TD: I don’t put many do’s and don’ts on skating’s creativity, however, there are times when I would stay away from certain pieces that masters have left their mark on…Bolero for ice dancers would be at the top of my “no list”. I also would not touch Swan Lake unless there is a skater that can top some of the greatest ballerinas…otherwise why do it?
Torvill and Dean’s Bolero marks the pinnacle of creativity in ice dancing for me. Everything since then has declined in terms of creativity and originality. Ironically, Torvill and Dean’s creative language of ice dancing started to become so paraphrased and mimicked that it lead to some of the poorly constructed ice dance rules we have today.
Another skater that I must mention that very few know of is Belita Jepson Turner. She was a professional skater and movie actress in the early 1940′s from England. Everyone that skates should look at her perfect body line, balance and control on ice. She was also way ahead of her time….looking more modern that many contemporary skaters and making the skaters of her own era look almost archaic. Her use of asymmetry, drop and rebound, contraction and counter balance as well as quintessentially perfect arabesques, developės and fouettės make her the avant-gard skating goddess that she deserves to be . Combining crystal clear skating technique and clarity of edge with complete erudition when it comes to dance vocabulary, Belita is a must see artist that every aspiring skater, coach and choreographer must study.
From my own work…pieces that for me have stood the test of time are a Brazilian Long Program for Ryan Jahnke, Matt Savoie’s Mission long program, Jeremy Abbott’s Eight Seasons Long Program and now Alex Johnson’s Eleanor Rigby. Also Yukina Ota’s Japanese themed short program to Picasso’s Dance by Hiroshima is one of my favorite pieces for females that I have choreographed.
EFS: If you had an opportunity to spend a day with anyone, living or deceased, who would it be and why?
TD: Without a doubt…the people I would most like to sit down with over dinner and discuss movement, music and choreography would be dance producer Sergei Diaghilev and composer Igor Stravinsky. Their collaboration through the early 1900′s into the 1930′s represents some of the most significant progress in dance and movement to music, as in any period in history. Stravinsky’s and Diaghilev’s creative relationship was fascinating as it collided and disagreed but almost always culminated in brilliance.
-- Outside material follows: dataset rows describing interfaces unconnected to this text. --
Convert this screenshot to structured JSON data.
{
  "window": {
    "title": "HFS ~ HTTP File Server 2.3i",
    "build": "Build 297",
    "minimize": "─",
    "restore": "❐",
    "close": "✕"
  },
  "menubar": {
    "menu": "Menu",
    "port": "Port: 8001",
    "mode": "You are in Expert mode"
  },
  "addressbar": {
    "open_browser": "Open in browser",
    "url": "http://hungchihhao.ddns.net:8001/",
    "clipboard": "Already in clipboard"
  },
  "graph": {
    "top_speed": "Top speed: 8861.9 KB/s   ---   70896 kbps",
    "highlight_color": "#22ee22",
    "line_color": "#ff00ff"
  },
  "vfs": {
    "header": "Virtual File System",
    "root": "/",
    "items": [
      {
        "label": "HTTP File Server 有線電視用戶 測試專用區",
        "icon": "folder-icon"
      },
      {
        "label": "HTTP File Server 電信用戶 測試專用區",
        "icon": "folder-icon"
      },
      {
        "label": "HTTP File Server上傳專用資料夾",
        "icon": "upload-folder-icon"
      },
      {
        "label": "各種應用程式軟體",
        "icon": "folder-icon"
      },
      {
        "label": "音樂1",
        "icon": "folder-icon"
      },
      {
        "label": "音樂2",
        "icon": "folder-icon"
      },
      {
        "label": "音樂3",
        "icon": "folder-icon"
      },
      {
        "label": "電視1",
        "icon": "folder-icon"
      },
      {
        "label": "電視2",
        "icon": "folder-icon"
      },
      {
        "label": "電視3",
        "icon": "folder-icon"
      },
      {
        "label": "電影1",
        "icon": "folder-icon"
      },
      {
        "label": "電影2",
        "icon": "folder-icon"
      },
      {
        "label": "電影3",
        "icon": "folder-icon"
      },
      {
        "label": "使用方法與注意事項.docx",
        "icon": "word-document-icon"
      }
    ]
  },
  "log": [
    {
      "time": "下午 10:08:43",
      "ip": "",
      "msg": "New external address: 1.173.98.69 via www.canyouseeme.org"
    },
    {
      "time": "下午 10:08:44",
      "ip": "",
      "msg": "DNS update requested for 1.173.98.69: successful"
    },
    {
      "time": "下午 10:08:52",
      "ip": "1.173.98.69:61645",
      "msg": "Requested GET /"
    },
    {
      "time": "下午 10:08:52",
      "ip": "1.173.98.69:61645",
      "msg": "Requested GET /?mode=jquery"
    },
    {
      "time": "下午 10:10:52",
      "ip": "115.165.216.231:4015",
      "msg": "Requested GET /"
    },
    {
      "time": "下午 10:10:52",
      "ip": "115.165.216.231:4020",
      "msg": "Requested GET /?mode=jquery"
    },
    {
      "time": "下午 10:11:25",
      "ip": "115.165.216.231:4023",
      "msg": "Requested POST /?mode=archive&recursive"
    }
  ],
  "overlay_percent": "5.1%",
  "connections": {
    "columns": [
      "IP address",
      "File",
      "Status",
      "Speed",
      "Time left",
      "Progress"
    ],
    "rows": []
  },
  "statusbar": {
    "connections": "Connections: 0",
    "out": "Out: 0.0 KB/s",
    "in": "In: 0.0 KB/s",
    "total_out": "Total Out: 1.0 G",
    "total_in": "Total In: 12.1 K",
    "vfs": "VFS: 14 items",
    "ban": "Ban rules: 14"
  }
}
Igor Stravinsky is a composer that continually fascinates me. His composition The Rite of Spring was so ahead of its time that the audience threw things at the stage when it was first performed in 1913 by the Ballet Russe in Paris, under Diaghilev’s guidance. Today it still shocks as a concert piece that even by today’s standards appears new and on the edge of creativity’s forefront. Diaghilev was truly adventurous as Stravinsky was an unknown composer. To hire a rookie to compose such a provocative work shows then incredible vision that Diaghilev possessed.
I took Angela Wang and Alexander Johnson to Denver to see a solo, one man show performance to Stravinsky’s The Rite of Spring. The original theme was one of ancient pagan Russia…a ritual of choosing a young girl to sacrifice. The girl dances herself to death. This general theme was re-envisioned by Meryl Tankard of Australia for dancer Mark White. The performance was amazing…some of the best movement to music that I have ever seen. It proves the brilliance of Stravinsky’s musical vision and Diaghilev’s passion for new and exciting ideas that this piece retains and pushes the boundaries of music, movement and ideas. The conglomeration of the minds of Diaghilev and Stravinsky, 100 years later prove to inspire creativity, daring and the provocative in dance.
Dinner for three please… Dickson, Diaghilev and Stravinsky!
EFS: Thank you Tom for your time and contribution to the world of figure skating!